In the forwarding of Ernesto Lechner’s 2006 book, Rock en Español: The Latin Alternative Rock Explosion, Lechner explains how the rock groups coming out of Latin America in the 1990’s helped change his outlook on Latin Rock. Growing in Argentina, Ernesto had a bias against Latin American musicians hell-bent on imitating their Anglo counterparts. However, it was groups like Los Fabulosos Cadillacs, Café Tacvba and Gustavo Cerati that showed him that Latin Rock had more to offer the world of music than sheer imitation: these artists had something to say.

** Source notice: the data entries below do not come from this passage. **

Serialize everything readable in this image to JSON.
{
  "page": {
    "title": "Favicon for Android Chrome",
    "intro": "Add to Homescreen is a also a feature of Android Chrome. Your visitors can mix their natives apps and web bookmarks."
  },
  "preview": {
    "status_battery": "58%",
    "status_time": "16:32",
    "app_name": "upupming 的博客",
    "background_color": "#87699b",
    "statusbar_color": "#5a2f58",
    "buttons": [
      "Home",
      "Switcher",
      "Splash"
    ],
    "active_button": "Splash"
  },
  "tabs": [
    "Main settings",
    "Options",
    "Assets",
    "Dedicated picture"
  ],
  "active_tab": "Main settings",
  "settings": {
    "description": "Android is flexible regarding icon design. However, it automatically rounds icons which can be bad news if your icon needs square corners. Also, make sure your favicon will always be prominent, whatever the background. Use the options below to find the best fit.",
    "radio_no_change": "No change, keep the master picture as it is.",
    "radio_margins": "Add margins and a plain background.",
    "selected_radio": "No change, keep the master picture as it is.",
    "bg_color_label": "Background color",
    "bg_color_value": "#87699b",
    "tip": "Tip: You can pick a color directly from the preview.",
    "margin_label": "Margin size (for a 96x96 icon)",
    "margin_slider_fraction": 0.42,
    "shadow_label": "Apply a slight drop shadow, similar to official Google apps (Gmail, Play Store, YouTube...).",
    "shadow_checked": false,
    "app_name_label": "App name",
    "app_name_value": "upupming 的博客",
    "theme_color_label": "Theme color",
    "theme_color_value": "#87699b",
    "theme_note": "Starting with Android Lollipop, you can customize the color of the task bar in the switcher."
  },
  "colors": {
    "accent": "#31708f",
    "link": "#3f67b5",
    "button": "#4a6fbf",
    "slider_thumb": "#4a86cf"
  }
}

In the mid-nineties I had a similar revelation. My friend Juan Carlos educated me on the music of the groups that I no knowledge of growing up in the states. It was instant love for me when he played me Maldita Vecindad, Fabulosos Cadillacs and Mano Negra, all of whom sang about issues that related directly to my life: songs about not belonging, of immigration and the effects of colonialism that affects indigenous people to this day. One of my favorite groups of this era was Todos Tus Muertos.
For one, I grew up as a huge fan of The Bad Brains and there were many similarities between the two bands. Todos were a rock band at heart, with excellent musicianship that meant they could play both heavy and fast. Then much like The Bad Brains, they could switch gears and play Reggae. Todos Tus Muertos (translation: All Your Dead) were energetic singers. Pablo and Fidel were both black. But that is where their likeness ends. Todos were Dancehall based compared to The Bad Brains’ Roots Reggae style. Also Todos would add elements of other Latin music like Cuban Son. Lyrically, Todos were leftist, influenced by both Latin American & Jamaican icons such as Che Guevara, Augusto Sandino, Emiliano Zapata, Marcus Garvey and Subcomandante Marcos.